* What is being asked
Which lines of the records below contain the word "Examples"? Copy each of them out.

Data excerpts:
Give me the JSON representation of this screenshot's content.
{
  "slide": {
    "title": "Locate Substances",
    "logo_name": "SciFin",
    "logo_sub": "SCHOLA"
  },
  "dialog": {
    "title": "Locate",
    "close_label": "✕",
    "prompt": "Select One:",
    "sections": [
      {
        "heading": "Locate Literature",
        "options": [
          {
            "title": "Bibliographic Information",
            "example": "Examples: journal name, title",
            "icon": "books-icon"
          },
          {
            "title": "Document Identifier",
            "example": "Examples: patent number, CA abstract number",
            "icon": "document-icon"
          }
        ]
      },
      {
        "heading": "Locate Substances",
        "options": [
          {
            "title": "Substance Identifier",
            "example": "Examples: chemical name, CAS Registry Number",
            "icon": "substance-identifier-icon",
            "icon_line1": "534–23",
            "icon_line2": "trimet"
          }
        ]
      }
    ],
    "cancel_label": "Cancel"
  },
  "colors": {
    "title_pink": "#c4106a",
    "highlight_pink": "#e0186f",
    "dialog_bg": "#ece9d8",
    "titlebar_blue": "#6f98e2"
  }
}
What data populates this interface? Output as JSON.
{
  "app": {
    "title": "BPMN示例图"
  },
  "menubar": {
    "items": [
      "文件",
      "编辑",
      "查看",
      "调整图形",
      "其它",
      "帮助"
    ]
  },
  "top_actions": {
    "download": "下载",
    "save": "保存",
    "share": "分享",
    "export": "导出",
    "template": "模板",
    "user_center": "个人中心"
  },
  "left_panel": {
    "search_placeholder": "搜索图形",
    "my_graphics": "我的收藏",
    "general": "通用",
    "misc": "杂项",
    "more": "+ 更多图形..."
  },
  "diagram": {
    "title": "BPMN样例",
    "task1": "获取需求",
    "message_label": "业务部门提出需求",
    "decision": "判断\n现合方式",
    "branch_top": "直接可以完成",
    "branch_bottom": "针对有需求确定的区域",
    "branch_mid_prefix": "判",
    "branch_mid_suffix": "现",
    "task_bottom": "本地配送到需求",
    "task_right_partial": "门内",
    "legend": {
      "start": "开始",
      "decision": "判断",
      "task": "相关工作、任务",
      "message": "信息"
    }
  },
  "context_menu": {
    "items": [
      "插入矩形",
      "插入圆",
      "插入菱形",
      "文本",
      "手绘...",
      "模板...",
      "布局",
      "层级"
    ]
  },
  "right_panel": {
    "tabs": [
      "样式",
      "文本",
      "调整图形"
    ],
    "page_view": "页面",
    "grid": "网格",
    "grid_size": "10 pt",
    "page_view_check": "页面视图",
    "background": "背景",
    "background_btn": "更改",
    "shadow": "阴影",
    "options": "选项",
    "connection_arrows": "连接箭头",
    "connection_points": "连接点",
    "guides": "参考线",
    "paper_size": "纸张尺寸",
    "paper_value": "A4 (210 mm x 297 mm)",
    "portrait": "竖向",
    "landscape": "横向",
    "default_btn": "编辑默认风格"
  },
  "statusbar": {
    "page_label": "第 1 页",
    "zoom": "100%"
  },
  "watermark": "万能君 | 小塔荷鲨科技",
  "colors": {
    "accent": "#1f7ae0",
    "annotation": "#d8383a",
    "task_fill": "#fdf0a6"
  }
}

* Reply to the exercise
            "example": "Examples: journal name, title",
            "example": "Examples: patent number, CA abstract number",
            "example": "Examples: chemical name, CAS Registry Number",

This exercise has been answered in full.